When it comes to diabetes-related foot care, Medicare Part B is the primary source of coverage. Part B covers a range of services, including foot exams, therapeutic shoes, and foot care provided by a podiatrist or other qualified healthcare professional. These services are covered if they are deemed medically necessary to prevent complications or treat existing foot problems related to diabetes.

To qualify for coverage, individuals must meet certain criteria. First, they must have diabetes and be at risk for foot problems due to nerve damage or poor circulation. Second, they must have a comprehensive foot exam performed by a podiatrist or other qualified healthcare professional at least once a year. This exam must be documented and include an assessment of risk factors, such as loss of sensation or foot deformities. If the exam reveals the need for therapeutic shoes or inserts, Medicare will cover one pair per calendar year.

In addition to foot exams and therapeutic shoes, Medicare also covers routine foot care services. This includes trimming and debridement of nails, removal of calluses and corns, and other necessary foot care services. However, routine foot care is only covered if it is provided by a podiatrist or other qualified healthcare professional. It is important to note that Medicare does not cover routine foot care services if they are performed by a non-medical professional, such as a pedicurist.

Medicare’s coverage for diabetes-related foot care and services is designed to help individuals with diabetes manage their condition and prevent complications. By providing coverage for foot exams, therapeutic shoes, and routine foot care, Medicare ensures that individuals have access to the necessary services to maintain foot health. This coverage is especially important for individuals with diabetes, as foot problems can lead to serious complications, such as infections and ulcers, which can ultimately result in amputation.
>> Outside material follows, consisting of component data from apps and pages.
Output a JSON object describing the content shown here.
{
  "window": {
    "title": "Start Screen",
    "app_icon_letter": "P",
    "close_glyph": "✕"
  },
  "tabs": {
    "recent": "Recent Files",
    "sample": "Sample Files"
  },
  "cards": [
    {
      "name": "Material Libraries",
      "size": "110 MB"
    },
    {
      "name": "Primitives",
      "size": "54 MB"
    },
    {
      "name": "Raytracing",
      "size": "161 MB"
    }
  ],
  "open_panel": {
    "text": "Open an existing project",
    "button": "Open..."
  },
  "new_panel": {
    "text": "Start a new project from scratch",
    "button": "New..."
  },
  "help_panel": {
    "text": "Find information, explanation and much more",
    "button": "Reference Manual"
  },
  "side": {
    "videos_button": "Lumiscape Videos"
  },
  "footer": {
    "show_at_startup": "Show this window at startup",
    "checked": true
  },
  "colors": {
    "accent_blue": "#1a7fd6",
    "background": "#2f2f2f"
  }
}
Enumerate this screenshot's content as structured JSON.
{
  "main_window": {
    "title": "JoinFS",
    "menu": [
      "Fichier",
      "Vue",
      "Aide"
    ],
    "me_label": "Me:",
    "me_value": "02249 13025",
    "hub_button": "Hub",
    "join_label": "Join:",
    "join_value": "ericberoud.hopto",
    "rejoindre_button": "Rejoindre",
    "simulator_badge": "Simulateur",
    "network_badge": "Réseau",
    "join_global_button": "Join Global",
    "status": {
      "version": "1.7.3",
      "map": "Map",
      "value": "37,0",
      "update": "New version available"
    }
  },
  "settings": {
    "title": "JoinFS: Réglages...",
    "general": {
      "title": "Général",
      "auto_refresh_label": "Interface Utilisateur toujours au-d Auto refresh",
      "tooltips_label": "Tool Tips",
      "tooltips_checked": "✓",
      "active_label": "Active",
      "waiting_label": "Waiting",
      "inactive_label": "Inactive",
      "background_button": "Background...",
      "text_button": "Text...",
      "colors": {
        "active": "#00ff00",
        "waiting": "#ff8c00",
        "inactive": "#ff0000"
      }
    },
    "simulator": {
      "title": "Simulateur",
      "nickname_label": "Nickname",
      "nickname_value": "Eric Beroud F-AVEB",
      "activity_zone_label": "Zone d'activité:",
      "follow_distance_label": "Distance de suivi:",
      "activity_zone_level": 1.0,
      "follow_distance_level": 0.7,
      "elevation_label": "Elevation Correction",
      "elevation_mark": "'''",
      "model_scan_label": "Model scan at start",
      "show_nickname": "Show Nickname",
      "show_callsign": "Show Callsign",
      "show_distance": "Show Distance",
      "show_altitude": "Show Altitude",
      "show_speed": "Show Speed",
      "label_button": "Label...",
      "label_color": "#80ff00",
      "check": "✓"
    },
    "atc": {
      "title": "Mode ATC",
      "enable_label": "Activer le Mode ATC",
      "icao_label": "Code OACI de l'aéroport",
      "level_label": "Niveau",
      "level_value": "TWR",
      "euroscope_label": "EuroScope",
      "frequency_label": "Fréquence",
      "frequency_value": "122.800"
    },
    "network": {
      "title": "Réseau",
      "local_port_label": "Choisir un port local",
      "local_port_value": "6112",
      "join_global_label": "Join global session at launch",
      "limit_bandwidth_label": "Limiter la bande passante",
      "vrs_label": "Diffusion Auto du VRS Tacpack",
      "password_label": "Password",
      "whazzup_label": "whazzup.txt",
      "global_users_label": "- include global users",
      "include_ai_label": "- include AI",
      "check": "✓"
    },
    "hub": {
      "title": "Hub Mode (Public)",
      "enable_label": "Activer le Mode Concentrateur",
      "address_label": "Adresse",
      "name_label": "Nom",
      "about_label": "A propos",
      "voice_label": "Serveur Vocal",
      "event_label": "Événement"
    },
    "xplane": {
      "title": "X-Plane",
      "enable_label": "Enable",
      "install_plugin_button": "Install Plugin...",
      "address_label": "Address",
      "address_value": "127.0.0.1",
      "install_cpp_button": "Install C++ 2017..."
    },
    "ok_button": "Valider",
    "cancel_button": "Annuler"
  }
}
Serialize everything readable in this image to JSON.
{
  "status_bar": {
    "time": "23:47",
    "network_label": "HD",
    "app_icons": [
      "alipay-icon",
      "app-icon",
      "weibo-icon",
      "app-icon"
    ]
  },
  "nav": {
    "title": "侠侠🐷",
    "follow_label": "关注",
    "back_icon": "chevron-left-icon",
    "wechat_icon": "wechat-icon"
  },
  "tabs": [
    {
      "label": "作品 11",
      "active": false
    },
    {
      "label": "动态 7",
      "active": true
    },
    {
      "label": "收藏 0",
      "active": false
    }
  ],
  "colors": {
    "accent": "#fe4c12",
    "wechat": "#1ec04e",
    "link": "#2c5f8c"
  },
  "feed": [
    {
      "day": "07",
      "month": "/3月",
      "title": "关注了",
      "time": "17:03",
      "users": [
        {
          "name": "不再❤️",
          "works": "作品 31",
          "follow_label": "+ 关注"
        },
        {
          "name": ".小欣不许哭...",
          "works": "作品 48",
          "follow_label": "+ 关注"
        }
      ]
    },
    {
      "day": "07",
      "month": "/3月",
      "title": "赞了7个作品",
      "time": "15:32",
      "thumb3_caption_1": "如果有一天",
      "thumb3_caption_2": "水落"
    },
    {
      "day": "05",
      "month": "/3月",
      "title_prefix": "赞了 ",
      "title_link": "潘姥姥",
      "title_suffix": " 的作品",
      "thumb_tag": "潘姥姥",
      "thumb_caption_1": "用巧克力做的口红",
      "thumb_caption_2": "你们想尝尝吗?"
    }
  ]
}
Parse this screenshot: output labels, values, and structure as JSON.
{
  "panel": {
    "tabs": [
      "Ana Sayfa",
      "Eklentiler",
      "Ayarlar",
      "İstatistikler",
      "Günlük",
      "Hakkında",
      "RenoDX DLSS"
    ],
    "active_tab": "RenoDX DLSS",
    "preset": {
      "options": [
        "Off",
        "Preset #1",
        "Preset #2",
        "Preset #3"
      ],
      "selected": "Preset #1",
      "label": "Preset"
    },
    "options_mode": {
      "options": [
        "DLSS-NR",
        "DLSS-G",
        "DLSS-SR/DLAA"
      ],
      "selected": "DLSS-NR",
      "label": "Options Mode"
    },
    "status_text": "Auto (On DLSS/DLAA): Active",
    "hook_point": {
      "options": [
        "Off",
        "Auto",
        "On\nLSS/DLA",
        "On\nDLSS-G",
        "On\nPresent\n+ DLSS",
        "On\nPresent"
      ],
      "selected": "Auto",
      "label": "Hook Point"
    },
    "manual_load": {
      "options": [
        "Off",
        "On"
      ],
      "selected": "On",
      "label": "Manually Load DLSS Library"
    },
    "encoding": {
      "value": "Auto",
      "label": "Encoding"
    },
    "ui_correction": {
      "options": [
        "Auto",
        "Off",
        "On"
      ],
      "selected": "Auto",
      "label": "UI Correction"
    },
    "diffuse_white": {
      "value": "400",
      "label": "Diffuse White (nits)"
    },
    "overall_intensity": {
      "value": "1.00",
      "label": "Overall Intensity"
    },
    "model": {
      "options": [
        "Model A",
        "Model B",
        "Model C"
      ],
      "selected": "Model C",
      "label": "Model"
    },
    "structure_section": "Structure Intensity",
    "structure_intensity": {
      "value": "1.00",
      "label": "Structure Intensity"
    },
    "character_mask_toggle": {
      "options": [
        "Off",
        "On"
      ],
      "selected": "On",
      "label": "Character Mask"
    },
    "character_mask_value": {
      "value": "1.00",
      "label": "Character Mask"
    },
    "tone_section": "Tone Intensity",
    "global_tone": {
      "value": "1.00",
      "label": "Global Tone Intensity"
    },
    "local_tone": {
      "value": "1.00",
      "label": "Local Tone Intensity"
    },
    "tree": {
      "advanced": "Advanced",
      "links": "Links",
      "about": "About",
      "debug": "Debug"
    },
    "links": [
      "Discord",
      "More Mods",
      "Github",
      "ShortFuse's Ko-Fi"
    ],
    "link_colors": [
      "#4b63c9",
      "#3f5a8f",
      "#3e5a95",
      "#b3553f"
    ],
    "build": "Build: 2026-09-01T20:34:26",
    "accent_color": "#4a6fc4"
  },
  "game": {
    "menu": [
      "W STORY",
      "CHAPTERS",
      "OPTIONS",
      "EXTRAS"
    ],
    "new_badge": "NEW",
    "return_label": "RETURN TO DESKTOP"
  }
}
In conclusion, Medicare’s coverage for diabetes-related foot care and services is a valuable resource for individuals with diabetes. By covering foot exams, therapeutic shoes, and routine foot care, Medicare helps individuals manage their condition and prevent complications. It is important for individuals with diabetes to take advantage of this coverage and work closely with their healthcare providers to ensure they receive the necessary foot care to maintain their overall health and well-being.

Find Medicare Plans in 3 Easy Steps

We can help get up to $0 monthly premium Medicare plans

Conclusion

In conclusion, Medicare provides coverage for diabetes-related services and supplies to help individuals manage their condition. This coverage includes regular blood sugar testing, insulin, certain oral medications, and diabetes self-management training. Medicare also covers preventive services such as screenings and counseling to prevent or detect diabetes early. It is important for individuals with diabetes to understand their Medicare coverage and take advantage of the available resources to effectively manage their condition.

More to explorer

Humana Healthy Food Card

Understanding the Humana Healthy Food Card

Discover how the Humana Healthy Food Card can enhance your nutrition and well-being. Learn who qualifies, how to apply, and the benefits it offers seniors and individuals with disabilities. Start investing in your health today!

Leave a Reply

Your email address will not be published. Required fields are marked *

Your Information is Never Shared or Sold. Period.

At Medicare Advisors, your information is kept completely confidential and is safeguarded as confidential patient information in accordance with federal HIPAA regulations. It will never be shared or distributed.

STEP 1 – After submitting your data through our site, it is securely transmitted to our internal client data portal.

STEP 2 – Only the agents you work with have access to your data.</p >

STEP 3 – Regardless of whether you sign up for a policy through us or not, we keep strict internal and external safeguards around your personal data. Your data never leaves our systems for any reason.